Athletes are often told, “It’s not always about winning or the final score.” Even though sometimes that can be frustrating, it is the truth, and the Geneseo field hockey team is the perfect example of why. While the team puts 100 percent of their effort into every game on the field, they also must put work in off the field. For example, team bonding is very important for the field hockey team, which was stressed during the pre-season.
“We focus on doing team activities … for the team to get to know each other better. There were several nights we had them doing things after our double session practices,” head coach Jess Seren said. Some of those activities included movie nights, ice cream nights and one of the assistant coaches even had the women over to her house.
The Knights also understand the importance of adjustment. Incoming freshmen players must learn how to navigate their own college life, while simultaneously learning this new team’s philosophy and offensive and defensive strategies on the field. One of the biggest adjustments these players need to make is playing under “a coach with a different philosophy and a different style of play,” Seren said. The speed of play is also a lot faster than it is at the high school level, but the structure of having classes then practice later in the afternoon is one similarity for the transitioning players.
“I even think players have more flexibility with their time in college because some of them are done with class at 11 in the morning,” Seren said.
Some players pick these changes up faster than others. Ultimately, through practice and team bonding activities, the Knights will grow as a whole team.
“I think that’s why the team bonding aspect is important—because it gets them more comfortable, and the more comfortable they feel with their teammates around them, the smoother the transition from playing high school to the college game is,” Seren said.
One last adjustment that the team has been working through since last season is the addition of the turf field, and so far there have been nothing but positive reports. The biggest difference, Seren said, is getting to train on a surface and a facility that promotes their stick work and stick skills. It also helps in regard to their home and away schedule, because there were multiple teams who wouldn’t come to Geneseo because of the grass.
In terms of scores, Seren is still confident that the Knights will be a “dangerous” force later this season. “[We’ll] peak at the right time because we’re doing good things out there,” Seren said.
In their game against SUNY Cortland on Friday Sept. 16, the team lost 5-2, but the score line was deceiving. The rest of the statistics were pretty even, as both teams had 10 in-penalty corners and the shots were 13-12, with Cortland only leading Geneseo by one attempt.
“Our record is our record, but it’s not indicative of how we’ve been playing and the growth that we’ve had,” Seren said.

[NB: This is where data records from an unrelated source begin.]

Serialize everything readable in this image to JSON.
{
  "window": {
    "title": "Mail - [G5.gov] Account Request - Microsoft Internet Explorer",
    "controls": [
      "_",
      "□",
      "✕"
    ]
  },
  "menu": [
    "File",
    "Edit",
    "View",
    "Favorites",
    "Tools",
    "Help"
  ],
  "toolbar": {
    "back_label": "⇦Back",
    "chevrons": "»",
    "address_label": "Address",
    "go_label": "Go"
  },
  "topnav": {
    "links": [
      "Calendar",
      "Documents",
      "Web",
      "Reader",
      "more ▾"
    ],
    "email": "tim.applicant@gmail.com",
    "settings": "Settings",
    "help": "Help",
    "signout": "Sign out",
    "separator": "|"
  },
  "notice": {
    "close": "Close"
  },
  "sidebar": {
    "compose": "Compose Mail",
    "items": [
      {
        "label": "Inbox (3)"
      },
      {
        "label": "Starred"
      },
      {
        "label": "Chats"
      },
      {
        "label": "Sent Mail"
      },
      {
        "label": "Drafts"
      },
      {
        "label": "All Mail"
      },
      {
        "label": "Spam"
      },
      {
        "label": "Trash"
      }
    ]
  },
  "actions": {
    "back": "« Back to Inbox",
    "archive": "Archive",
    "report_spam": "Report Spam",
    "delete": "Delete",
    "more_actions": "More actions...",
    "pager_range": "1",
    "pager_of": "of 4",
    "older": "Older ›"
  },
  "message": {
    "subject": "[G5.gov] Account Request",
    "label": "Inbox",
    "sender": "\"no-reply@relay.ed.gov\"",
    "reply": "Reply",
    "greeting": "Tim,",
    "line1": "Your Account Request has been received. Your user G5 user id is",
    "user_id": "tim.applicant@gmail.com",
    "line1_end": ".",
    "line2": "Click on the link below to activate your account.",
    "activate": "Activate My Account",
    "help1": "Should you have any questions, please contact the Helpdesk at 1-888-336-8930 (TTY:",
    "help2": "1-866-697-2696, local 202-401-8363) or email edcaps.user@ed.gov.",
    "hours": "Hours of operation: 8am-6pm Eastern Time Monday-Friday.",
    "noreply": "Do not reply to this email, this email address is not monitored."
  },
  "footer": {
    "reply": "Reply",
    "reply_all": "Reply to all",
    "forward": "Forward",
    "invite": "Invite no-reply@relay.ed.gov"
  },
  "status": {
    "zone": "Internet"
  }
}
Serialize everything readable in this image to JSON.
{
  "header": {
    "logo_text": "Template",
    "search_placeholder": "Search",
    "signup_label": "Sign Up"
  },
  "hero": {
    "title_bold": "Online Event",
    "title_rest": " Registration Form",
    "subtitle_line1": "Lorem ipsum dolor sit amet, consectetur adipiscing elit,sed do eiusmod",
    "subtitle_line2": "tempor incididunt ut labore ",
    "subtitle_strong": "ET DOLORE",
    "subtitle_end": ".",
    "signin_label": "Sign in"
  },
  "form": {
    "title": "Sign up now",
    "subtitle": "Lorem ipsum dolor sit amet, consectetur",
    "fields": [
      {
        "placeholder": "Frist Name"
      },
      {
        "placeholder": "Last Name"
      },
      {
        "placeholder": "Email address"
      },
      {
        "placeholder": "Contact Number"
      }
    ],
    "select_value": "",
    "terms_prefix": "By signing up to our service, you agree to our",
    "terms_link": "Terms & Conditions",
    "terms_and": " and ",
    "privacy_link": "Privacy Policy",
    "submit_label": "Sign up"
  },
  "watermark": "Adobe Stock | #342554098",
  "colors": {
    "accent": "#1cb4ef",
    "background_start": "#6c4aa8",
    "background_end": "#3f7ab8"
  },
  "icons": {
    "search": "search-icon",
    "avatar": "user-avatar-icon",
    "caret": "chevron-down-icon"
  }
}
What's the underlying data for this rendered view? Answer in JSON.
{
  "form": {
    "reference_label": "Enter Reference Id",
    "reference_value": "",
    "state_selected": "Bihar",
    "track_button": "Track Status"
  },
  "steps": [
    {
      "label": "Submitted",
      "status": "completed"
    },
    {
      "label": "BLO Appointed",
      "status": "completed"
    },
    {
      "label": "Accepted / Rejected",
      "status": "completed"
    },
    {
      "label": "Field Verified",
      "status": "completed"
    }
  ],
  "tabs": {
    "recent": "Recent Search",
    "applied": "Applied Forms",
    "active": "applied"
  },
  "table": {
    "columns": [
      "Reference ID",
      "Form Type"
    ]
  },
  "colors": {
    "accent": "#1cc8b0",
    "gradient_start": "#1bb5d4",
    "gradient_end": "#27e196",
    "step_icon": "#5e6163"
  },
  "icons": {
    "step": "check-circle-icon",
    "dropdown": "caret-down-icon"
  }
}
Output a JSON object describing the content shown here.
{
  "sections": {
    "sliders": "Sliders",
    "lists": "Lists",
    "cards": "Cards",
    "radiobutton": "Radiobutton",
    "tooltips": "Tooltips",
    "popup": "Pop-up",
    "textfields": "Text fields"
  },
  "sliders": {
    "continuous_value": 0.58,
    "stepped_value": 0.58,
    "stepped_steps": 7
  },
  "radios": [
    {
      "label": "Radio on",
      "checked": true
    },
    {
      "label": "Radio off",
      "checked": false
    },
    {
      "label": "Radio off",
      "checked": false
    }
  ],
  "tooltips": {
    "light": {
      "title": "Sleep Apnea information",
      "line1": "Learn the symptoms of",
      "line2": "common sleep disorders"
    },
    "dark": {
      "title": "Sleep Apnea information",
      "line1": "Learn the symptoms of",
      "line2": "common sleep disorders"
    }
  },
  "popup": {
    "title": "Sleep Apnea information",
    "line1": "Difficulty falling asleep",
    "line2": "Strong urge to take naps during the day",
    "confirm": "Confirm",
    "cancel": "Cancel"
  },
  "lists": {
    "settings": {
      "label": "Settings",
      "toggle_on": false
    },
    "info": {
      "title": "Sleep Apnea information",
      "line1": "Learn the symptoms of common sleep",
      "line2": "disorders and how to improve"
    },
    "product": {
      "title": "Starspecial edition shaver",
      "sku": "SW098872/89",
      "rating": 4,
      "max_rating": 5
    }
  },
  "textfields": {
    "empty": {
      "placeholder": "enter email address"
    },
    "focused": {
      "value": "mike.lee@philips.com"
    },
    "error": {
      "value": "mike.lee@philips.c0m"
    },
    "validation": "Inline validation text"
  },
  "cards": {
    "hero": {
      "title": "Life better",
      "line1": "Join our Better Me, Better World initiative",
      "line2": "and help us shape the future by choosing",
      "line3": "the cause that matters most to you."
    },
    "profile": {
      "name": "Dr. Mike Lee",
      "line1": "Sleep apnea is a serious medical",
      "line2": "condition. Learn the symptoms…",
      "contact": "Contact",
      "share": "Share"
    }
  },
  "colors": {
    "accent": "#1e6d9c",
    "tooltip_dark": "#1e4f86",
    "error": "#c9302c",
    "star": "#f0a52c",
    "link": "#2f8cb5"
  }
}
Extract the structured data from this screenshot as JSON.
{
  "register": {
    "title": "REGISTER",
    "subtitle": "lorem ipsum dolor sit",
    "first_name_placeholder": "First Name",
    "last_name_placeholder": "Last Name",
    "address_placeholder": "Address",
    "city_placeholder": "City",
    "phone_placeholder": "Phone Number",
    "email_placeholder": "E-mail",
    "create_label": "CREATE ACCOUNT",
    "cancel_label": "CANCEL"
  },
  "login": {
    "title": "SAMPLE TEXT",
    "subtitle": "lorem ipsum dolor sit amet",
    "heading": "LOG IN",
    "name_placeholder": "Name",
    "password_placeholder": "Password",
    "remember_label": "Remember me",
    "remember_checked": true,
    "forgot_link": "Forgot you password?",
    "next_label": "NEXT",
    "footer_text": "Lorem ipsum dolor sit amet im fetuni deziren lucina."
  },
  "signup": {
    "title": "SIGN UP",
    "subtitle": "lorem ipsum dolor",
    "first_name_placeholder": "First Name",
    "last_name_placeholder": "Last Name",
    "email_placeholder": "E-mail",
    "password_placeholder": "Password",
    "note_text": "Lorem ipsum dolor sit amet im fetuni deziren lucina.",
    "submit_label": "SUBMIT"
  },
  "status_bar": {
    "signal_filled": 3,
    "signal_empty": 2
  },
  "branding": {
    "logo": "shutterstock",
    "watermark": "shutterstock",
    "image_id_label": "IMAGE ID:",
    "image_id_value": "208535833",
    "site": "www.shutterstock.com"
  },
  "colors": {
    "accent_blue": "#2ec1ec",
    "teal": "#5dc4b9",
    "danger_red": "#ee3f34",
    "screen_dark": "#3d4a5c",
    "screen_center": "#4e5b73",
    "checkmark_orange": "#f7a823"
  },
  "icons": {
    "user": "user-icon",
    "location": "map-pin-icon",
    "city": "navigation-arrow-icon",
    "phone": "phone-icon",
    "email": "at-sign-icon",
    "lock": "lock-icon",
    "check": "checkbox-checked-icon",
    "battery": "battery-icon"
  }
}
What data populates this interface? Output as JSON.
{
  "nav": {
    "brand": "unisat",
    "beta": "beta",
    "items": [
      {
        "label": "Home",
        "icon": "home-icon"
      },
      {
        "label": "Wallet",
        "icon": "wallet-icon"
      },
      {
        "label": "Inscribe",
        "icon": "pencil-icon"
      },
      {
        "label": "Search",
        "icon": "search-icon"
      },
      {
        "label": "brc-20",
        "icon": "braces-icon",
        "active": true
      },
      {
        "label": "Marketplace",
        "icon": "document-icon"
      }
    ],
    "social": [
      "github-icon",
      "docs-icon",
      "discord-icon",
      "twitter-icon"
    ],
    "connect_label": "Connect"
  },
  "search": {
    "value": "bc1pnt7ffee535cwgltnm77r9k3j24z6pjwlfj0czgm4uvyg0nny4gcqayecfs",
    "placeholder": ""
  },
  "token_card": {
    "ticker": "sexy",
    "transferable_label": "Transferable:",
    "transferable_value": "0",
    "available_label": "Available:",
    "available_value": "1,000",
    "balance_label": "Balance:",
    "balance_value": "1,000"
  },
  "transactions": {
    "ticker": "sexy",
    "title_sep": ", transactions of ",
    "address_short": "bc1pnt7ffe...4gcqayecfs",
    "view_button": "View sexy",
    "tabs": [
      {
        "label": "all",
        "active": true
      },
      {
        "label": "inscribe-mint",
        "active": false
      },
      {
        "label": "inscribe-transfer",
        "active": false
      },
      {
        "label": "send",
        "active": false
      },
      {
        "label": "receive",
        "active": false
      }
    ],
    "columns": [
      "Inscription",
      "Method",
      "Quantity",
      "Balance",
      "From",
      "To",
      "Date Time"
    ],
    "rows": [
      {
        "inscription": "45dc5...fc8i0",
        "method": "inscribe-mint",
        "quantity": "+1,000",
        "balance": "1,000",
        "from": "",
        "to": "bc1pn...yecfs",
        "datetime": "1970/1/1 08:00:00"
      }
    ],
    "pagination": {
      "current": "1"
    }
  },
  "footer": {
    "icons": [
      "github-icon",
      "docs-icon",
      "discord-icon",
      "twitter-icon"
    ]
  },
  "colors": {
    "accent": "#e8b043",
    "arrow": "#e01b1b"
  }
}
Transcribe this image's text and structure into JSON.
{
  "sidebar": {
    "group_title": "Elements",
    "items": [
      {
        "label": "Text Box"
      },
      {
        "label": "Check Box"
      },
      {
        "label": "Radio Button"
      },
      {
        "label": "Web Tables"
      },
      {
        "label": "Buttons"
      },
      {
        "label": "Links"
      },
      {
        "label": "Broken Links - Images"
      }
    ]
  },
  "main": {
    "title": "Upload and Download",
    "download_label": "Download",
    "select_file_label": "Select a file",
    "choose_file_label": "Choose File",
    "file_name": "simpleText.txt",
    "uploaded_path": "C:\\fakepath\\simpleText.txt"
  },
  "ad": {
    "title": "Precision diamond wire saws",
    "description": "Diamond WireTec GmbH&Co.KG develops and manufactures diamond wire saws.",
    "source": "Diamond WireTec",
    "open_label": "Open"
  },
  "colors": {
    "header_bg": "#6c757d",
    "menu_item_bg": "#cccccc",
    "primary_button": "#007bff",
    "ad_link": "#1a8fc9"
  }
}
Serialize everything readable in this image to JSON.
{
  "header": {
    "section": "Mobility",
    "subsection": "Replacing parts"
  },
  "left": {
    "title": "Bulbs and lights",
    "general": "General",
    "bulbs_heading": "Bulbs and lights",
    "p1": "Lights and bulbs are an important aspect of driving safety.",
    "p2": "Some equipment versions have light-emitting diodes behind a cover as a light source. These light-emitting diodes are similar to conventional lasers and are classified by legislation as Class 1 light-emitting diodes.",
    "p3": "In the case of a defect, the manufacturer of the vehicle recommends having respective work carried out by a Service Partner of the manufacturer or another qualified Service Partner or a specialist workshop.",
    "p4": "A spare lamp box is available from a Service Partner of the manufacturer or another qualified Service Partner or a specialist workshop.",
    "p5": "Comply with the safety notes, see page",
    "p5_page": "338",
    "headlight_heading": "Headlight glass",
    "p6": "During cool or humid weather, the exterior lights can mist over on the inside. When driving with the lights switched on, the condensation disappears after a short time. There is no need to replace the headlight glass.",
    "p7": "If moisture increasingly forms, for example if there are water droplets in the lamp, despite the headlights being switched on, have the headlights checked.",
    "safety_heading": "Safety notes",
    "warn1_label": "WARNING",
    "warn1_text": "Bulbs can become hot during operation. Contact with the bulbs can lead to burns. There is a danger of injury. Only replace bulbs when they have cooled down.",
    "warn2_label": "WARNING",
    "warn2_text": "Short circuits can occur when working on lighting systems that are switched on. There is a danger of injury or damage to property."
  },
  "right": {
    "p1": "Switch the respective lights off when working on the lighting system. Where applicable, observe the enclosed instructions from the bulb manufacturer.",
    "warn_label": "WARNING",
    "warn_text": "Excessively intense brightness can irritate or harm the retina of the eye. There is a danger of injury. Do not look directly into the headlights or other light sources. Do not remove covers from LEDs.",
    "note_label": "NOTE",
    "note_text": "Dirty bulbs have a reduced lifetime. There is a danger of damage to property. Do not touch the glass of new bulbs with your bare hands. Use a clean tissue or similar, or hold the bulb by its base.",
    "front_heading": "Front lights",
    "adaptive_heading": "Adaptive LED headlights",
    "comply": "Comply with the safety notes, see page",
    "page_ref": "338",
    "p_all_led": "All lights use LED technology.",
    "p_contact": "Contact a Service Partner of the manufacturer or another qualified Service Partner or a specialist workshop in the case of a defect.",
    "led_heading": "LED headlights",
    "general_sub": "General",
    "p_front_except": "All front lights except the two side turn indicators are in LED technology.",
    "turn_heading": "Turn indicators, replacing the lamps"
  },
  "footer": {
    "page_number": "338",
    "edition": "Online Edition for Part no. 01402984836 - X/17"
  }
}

The team knows that their record does not mean everything and that they can continue to work with the success they’ve achieved throughout the season thus far. The Knights look to play two games against conference rivals SUNY Oneonta and SUNY New Paltz on Friday Sept. 23 and Saturday Sept. 24, respectively, at home.